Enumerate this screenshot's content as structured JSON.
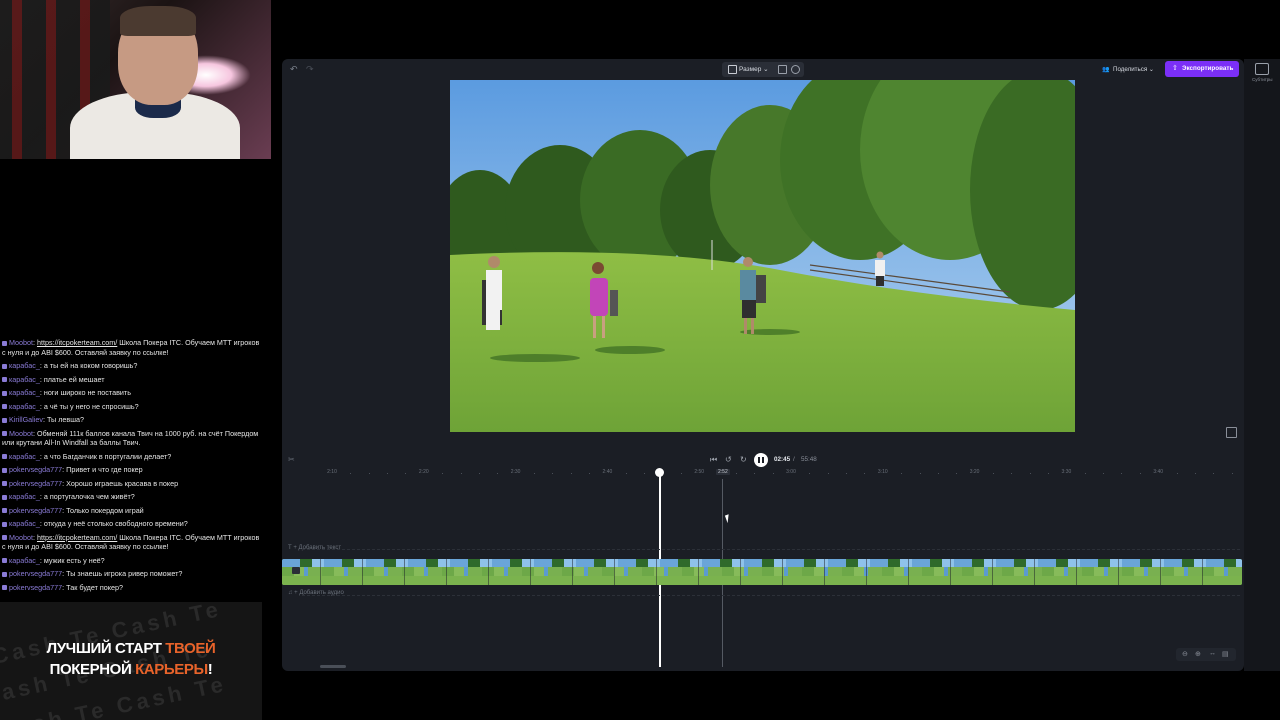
{
  "chat": [
    {
      "user": "Moobot",
      "text": "https://itcpokerteam.com/ Школа Покера ITC. Обучаем МТТ игроков с нуля и до ABI $600. Оставляй заявку по ссылке!",
      "link": "https://itcpokerteam.com/",
      "rest": " Школа Покера ITC. Обучаем МТТ игроков с нуля и до ABI $600. Оставляй заявку по ссылке!"
    },
    {
      "user": "карабас_",
      "text": "а ты ей на коком говоришь?"
    },
    {
      "user": "карабас_",
      "text": "платье ей мешает"
    },
    {
      "user": "карабас_",
      "text": "ноги широко не поставить"
    },
    {
      "user": "карабас_",
      "text": "а чё ты у него не спросишь?"
    },
    {
      "user": "KirillGaliev",
      "text": "Ты левша?"
    },
    {
      "user": "Moobot",
      "text": "Обменяй 111к баллов канала Твич на 1000 руб. на счёт Покердом или крутани All-In Windfall за баллы Твич."
    },
    {
      "user": "карабас_",
      "text": "а что Багданчик в португалии делает?"
    },
    {
      "user": "pokervsegda777",
      "text": "Привет и что где покер"
    },
    {
      "user": "pokervsegda777",
      "text": "Хорошо играешь красава в покер"
    },
    {
      "user": "карабас_",
      "text": "а португалочка чем живёт?"
    },
    {
      "user": "pokervsegda777",
      "text": "Только покердом играй"
    },
    {
      "user": "карабас_",
      "text": "откуда у неё столько свободного времени?"
    },
    {
      "user": "Moobot",
      "link": "https://itcpokerteam.com/",
      "rest": " Школа Покера ITC. Обучаем МТТ игроков с нуля и до ABI $600. Оставляй заявку по ссылке!"
    },
    {
      "user": "карабас_",
      "text": "мужик есть у неё?"
    },
    {
      "user": "pokervsegda777",
      "text": "Ты знаешь игрока ривер поможет?"
    },
    {
      "user": "pokervsegda777",
      "text": "Так будет покер?"
    }
  ],
  "promo": {
    "line1_a": "ЛУЧШИЙ СТАРТ ",
    "line1_b": "ТВОЕЙ",
    "line2_a": "ПОКЕРНОЙ ",
    "line2_b": "КАРЬЕРЫ",
    "line2_c": "!",
    "background_words": "Cash  Te  Cash  Te"
  },
  "editor": {
    "size_label": "Размер",
    "share_label": "Поделиться",
    "export_label": "Экспортировать",
    "rail_label": "Субтитры",
    "time_current": "02:45",
    "time_separator": " / ",
    "time_total": "55:48",
    "hover_time": "2:52",
    "ruler_ticks": [
      "2:10",
      "2:20",
      "2:30",
      "2:40",
      "2:50",
      "3:00",
      "3:10",
      "3:20",
      "3:30",
      "3:40"
    ],
    "add_text": "+ Добавить текст",
    "add_audio": "+ Добавить аудио"
  },
  "colors": {
    "accent_purple": "#7b2ff7",
    "promo_orange": "#e8632a",
    "editor_bg": "#1b1e25"
  },
  "icons": [
    "undo-icon",
    "redo-icon",
    "resize-icon",
    "share-people-icon",
    "export-upload-icon",
    "play-pause-icon",
    "skip-back-icon",
    "rewind-icon",
    "forward-icon",
    "fullscreen-icon",
    "zoom-in-icon",
    "zoom-out-icon",
    "fit-icon"
  ]
}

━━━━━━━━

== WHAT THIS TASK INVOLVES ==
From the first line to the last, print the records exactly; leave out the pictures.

== WORKED SOLUTION ==
Enumerate this screenshot's content as structured JSON.
{
  "chat": [
    {
      "user": "Moobot",
      "text": "https://itcpokerteam.com/ Школа Покера ITC. Обучаем МТТ игроков с нуля и до ABI $600. Оставляй заявку по ссылке!",
      "link": "https://itcpokerteam.com/",
      "rest": " Школа Покера ITC. Обучаем МТТ игроков с нуля и до ABI $600. Оставляй заявку по ссылке!"
    },
    {
      "user": "карабас_",
      "text": "а ты ей на коком говоришь?"
    },
    {
      "user": "карабас_",
      "text": "платье ей мешает"
    },
    {
      "user": "карабас_",
      "text": "ноги широко не поставить"
    },
    {
      "user": "карабас_",
      "text": "а чё ты у него не спросишь?"
    },
    {
      "user": "KirillGaliev",
      "text": "Ты левша?"
    },
    {
      "user": "Moobot",
      "text": "Обменяй 111к баллов канала Твич на 1000 руб. на счёт Покердом или крутани All-In Windfall за баллы Твич."
    },
    {
      "user": "карабас_",
      "text": "а что Багданчик в португалии делает?"
    },
    {
      "user": "pokervsegda777",
      "text": "Привет и что где покер"
    },
    {
      "user": "pokervsegda777",
      "text": "Хорошо играешь красава в покер"
    },
    {
      "user": "карабас_",
      "text": "а португалочка чем живёт?"
    },
    {
      "user": "pokervsegda777",
      "text": "Только покердом играй"
    },
    {
      "user": "карабас_",
      "text": "откуда у неё столько свободного времени?"
    },
    {
      "user": "Moobot",
      "link": "https://itcpokerteam.com/",
      "rest": " Школа Покера ITC. Обучаем МТТ игроков с нуля и до ABI $600. Оставляй заявку по ссылке!"
    },
    {
      "user": "карабас_",
      "text": "мужик есть у неё?"
    },
    {
      "user": "pokervsegda777",
      "text": "Ты знаешь игрока ривер поможет?"
    },
    {
      "user": "pokervsegda777",
      "text": "Так будет покер?"
    }
  ],
  "promo": {
    "line1_a": "ЛУЧШИЙ СТАРТ ",
    "line1_b": "ТВОЕЙ",
    "line2_a": "ПОКЕРНОЙ ",
    "line2_b": "КАРЬЕРЫ",
    "line2_c": "!",
    "background_words": "Cash  Te  Cash  Te"
  },
  "editor": {
    "size_label": "Размер",
    "share_label": "Поделиться",
    "export_label": "Экспортировать",
    "rail_label": "Субтитры",
    "time_current": "02:45",
    "time_separator": " / ",
    "time_total": "55:48",
    "hover_time": "2:52",
    "ruler_ticks": [
      "2:10",
      "2:20",
      "2:30",
      "2:40",
      "2:50",
      "3:00",
      "3:10",
      "3:20",
      "3:30",
      "3:40"
    ],
    "add_text": "+ Добавить текст",
    "add_audio": "+ Добавить аудио"
  },
  "colors": {
    "accent_purple": "#7b2ff7",
    "promo_orange": "#e8632a",
    "editor_bg": "#1b1e25"
  },
  "icons": [
    "undo-icon",
    "redo-icon",
    "resize-icon",
    "share-people-icon",
    "export-upload-icon",
    "play-pause-icon",
    "skip-back-icon",
    "rewind-icon",
    "forward-icon",
    "fullscreen-icon",
    "zoom-in-icon",
    "zoom-out-icon",
    "fit-icon"
  ]
}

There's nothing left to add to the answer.